● Work request:
Across the data below, how many lines hold "tidyverse"? Answer with that number and nothing else.

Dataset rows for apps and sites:
----
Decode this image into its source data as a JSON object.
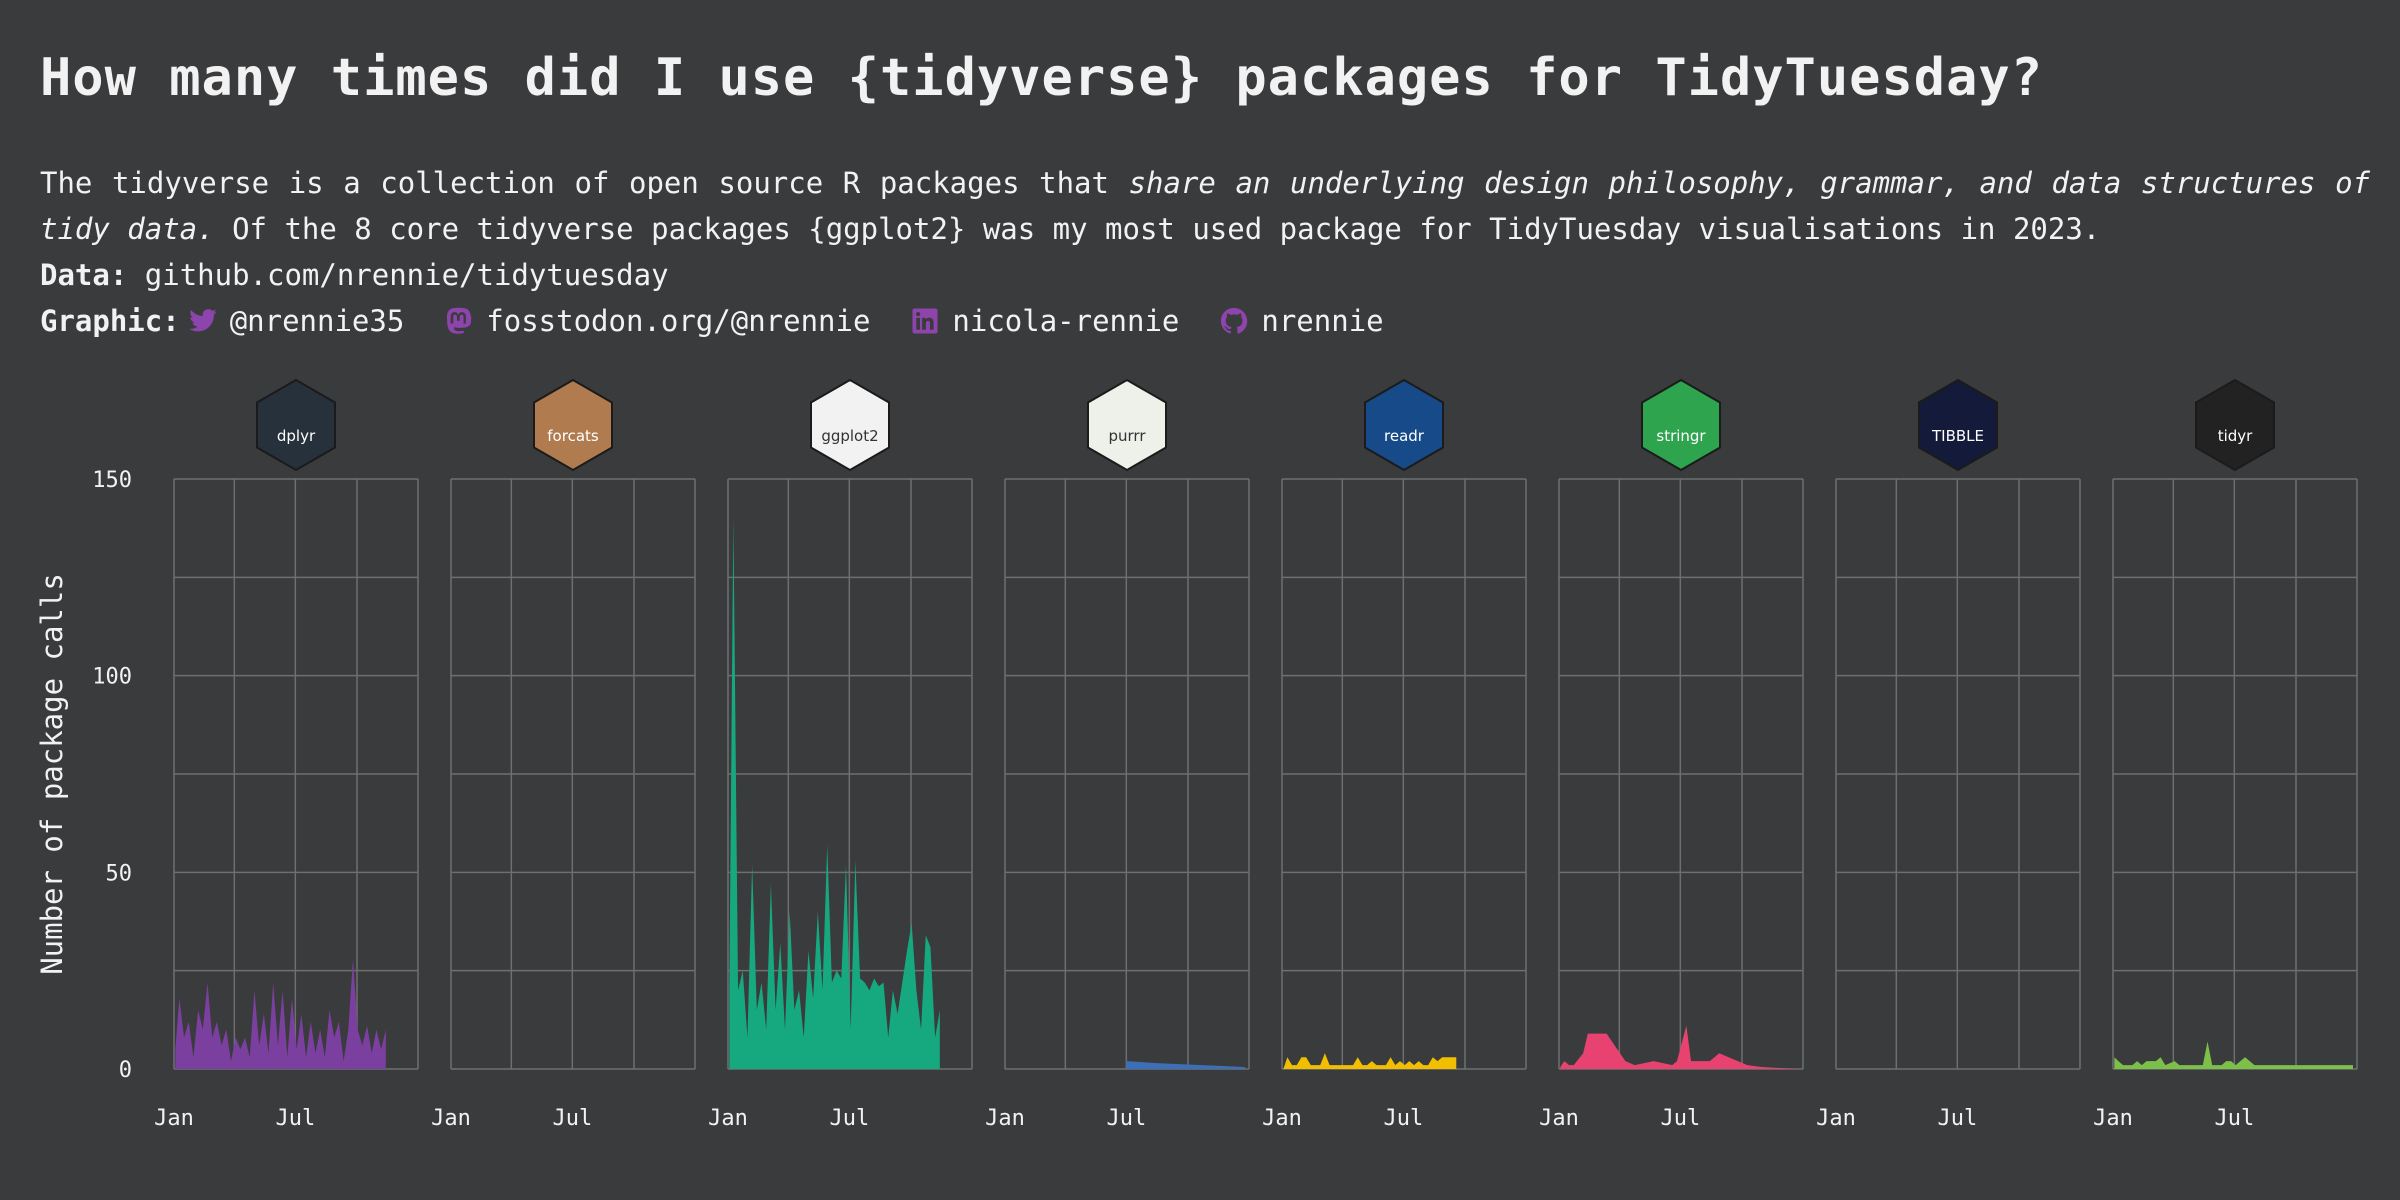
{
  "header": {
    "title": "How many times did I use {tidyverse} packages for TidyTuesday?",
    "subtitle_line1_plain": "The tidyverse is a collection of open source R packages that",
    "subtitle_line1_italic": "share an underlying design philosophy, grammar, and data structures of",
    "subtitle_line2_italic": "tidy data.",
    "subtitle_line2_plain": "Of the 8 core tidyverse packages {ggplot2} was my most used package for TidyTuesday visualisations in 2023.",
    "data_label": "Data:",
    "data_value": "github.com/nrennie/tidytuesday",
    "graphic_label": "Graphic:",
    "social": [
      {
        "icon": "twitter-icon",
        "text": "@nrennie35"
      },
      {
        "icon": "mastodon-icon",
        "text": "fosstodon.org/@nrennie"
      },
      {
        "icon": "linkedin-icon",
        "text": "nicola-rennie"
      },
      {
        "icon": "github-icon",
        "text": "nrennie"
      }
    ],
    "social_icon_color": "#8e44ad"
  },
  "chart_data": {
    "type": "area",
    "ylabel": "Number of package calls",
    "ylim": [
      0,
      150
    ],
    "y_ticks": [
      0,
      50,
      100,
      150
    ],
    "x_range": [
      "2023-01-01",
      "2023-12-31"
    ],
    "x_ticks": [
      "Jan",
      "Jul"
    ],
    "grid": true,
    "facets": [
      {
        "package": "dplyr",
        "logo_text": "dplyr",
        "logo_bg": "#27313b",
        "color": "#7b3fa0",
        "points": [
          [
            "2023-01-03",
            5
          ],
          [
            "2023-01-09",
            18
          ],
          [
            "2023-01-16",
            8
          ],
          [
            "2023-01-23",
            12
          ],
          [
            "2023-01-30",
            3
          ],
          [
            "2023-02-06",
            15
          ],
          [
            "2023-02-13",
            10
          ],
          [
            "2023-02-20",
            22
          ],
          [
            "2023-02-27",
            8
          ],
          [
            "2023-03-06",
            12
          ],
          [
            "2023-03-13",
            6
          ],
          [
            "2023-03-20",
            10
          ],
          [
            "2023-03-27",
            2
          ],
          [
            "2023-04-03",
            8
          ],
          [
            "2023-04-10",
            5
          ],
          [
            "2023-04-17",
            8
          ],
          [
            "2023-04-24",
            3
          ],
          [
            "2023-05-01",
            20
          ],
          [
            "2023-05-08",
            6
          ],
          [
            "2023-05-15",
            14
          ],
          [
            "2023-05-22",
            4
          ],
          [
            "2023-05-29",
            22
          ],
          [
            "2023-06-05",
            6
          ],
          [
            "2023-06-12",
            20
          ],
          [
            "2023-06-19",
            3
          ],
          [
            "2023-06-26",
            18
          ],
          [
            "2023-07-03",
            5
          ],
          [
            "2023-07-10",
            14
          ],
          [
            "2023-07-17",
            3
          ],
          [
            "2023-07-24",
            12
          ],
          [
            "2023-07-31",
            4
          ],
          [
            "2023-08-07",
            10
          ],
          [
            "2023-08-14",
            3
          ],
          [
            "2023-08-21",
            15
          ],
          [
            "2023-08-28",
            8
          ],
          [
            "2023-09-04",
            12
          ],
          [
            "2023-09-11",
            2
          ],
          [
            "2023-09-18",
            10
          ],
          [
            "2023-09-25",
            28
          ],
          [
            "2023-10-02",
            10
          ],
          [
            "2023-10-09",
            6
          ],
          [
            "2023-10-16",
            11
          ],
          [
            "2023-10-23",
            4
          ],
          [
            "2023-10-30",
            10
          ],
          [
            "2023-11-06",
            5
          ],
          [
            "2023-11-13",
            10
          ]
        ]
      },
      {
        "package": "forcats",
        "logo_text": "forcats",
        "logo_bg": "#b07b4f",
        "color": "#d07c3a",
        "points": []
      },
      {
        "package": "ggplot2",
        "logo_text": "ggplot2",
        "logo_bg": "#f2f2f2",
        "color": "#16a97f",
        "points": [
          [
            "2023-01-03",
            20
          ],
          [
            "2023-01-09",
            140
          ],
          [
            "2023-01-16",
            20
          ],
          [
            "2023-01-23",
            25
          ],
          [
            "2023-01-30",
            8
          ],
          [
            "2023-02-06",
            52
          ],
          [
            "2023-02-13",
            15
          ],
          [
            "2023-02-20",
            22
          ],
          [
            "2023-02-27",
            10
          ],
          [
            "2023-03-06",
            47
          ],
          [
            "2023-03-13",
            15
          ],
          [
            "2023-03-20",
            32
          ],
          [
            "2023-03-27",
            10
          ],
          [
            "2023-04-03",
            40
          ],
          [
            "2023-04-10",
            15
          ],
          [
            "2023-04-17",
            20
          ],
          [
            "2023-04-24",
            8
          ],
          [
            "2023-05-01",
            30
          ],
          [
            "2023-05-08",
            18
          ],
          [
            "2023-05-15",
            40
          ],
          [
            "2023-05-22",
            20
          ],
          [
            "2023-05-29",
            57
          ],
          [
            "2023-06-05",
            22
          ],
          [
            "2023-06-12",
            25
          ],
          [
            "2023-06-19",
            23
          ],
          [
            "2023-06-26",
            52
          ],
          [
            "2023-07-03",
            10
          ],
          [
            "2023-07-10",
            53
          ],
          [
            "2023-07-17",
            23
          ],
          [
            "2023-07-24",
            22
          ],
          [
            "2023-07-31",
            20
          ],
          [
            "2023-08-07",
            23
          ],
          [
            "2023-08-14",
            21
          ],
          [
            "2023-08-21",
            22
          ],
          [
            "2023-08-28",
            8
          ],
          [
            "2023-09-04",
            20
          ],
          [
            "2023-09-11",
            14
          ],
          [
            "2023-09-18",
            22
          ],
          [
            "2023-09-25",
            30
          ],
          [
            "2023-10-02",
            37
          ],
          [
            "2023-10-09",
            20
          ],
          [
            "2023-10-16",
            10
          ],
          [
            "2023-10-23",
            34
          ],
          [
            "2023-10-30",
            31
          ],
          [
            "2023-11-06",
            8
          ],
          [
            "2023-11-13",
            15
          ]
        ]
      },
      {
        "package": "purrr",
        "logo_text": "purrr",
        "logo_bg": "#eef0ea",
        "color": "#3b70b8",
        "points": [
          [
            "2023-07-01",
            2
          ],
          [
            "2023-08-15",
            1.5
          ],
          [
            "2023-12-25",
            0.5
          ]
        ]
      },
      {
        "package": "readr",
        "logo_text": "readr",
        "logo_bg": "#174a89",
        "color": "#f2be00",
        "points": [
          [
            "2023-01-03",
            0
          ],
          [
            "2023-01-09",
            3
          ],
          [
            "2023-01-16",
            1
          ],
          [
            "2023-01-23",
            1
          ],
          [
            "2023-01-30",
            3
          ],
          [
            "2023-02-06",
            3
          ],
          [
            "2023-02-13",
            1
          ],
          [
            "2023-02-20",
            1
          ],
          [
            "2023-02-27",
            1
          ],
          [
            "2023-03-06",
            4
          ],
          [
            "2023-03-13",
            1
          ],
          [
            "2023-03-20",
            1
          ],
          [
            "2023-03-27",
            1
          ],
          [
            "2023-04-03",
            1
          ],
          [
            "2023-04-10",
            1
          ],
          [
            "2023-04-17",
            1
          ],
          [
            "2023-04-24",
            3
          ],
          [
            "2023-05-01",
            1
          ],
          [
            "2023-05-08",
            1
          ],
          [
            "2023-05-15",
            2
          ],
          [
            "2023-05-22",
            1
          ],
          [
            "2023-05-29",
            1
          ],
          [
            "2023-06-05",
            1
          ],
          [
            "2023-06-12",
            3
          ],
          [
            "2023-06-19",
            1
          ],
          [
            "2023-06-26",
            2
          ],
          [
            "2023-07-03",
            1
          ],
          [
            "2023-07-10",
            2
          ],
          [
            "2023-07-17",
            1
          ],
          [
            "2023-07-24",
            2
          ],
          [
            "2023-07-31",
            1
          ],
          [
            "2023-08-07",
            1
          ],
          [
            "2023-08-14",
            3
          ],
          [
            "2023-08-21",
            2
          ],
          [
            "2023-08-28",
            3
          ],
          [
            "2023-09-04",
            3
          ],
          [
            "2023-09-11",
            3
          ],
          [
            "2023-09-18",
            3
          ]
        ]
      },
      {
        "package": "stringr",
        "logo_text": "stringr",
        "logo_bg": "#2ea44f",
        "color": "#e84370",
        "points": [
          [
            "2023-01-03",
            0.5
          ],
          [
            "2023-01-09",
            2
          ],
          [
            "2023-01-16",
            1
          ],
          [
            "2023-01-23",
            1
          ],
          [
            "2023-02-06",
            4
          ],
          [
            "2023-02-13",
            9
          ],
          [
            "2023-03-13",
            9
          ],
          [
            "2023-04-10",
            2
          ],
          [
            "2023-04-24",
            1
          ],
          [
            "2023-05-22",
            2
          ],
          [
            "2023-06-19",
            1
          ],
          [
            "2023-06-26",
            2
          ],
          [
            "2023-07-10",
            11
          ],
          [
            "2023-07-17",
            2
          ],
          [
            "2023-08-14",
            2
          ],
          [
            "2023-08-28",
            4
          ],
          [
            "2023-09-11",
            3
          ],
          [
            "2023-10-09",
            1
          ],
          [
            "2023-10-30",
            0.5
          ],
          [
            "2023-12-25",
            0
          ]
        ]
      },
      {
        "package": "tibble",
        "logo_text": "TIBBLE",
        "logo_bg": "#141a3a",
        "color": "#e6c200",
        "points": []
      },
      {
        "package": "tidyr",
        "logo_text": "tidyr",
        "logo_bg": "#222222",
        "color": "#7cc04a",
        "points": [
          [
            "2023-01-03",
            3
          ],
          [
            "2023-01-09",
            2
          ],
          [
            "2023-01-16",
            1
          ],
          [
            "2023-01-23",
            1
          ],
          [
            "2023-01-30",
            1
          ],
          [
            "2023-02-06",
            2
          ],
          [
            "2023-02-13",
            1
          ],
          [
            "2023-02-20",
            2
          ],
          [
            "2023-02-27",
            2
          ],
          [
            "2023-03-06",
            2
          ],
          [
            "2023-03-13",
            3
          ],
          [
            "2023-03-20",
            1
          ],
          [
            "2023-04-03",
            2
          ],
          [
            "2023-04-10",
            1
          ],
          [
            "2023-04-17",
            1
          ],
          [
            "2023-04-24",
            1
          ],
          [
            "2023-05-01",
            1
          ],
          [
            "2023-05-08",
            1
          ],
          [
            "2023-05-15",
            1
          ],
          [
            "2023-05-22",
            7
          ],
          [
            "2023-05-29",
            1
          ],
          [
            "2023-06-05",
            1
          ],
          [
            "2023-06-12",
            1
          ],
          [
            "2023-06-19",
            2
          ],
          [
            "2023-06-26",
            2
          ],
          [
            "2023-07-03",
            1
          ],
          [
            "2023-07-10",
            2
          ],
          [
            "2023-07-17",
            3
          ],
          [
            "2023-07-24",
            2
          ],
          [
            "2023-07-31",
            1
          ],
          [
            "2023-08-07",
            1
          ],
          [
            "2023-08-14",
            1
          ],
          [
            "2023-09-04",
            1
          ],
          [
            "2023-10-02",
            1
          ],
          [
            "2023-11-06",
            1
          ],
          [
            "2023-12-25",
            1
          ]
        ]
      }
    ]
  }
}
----
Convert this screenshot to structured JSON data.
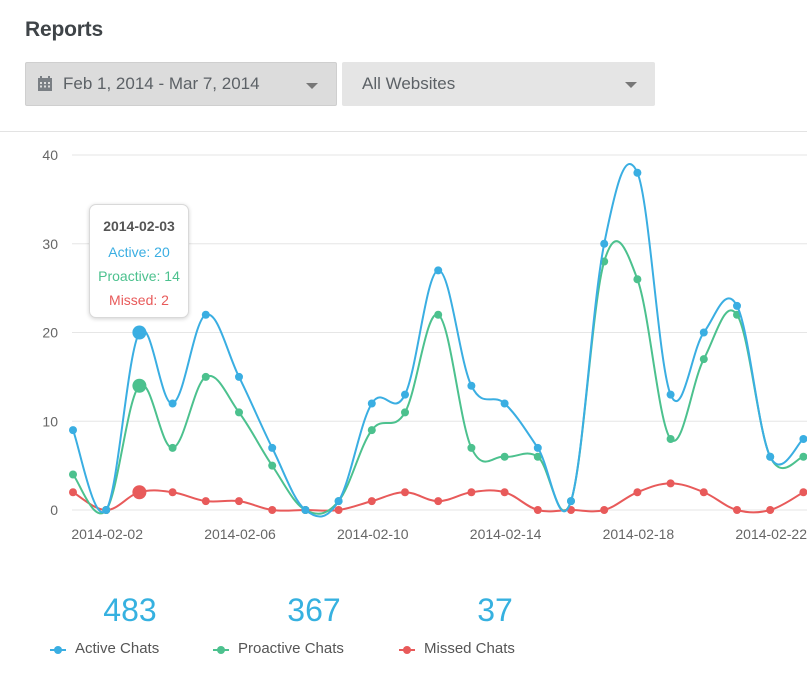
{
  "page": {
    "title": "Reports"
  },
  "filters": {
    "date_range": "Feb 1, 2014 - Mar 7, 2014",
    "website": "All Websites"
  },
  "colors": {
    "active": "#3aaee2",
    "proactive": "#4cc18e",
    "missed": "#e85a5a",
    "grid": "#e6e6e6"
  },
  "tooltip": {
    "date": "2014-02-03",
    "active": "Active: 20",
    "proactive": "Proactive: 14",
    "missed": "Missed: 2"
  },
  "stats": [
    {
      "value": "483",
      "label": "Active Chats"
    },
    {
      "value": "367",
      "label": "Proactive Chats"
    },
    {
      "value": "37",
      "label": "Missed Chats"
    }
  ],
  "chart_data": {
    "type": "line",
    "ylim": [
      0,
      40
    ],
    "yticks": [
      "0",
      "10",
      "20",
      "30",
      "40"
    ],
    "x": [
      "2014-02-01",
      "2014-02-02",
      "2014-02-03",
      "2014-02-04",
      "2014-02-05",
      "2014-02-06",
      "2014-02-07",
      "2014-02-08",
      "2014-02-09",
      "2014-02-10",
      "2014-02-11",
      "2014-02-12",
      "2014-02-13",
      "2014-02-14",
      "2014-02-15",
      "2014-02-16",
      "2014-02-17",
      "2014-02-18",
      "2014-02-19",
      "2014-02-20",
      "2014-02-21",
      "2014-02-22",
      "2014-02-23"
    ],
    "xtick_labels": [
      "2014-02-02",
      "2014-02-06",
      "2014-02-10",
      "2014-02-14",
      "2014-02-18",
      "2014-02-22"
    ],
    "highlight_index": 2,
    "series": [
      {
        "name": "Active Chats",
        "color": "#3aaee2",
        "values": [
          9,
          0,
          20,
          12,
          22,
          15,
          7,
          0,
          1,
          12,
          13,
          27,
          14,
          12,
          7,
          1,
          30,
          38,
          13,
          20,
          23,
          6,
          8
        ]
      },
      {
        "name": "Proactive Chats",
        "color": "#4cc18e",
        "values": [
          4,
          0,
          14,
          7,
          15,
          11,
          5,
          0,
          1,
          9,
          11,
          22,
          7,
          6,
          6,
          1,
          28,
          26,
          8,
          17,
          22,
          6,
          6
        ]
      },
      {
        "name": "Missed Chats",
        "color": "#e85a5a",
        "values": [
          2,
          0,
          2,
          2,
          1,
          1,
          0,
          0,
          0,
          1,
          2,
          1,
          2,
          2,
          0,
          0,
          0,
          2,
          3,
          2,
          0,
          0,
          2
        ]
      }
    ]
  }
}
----
● Answer box:
3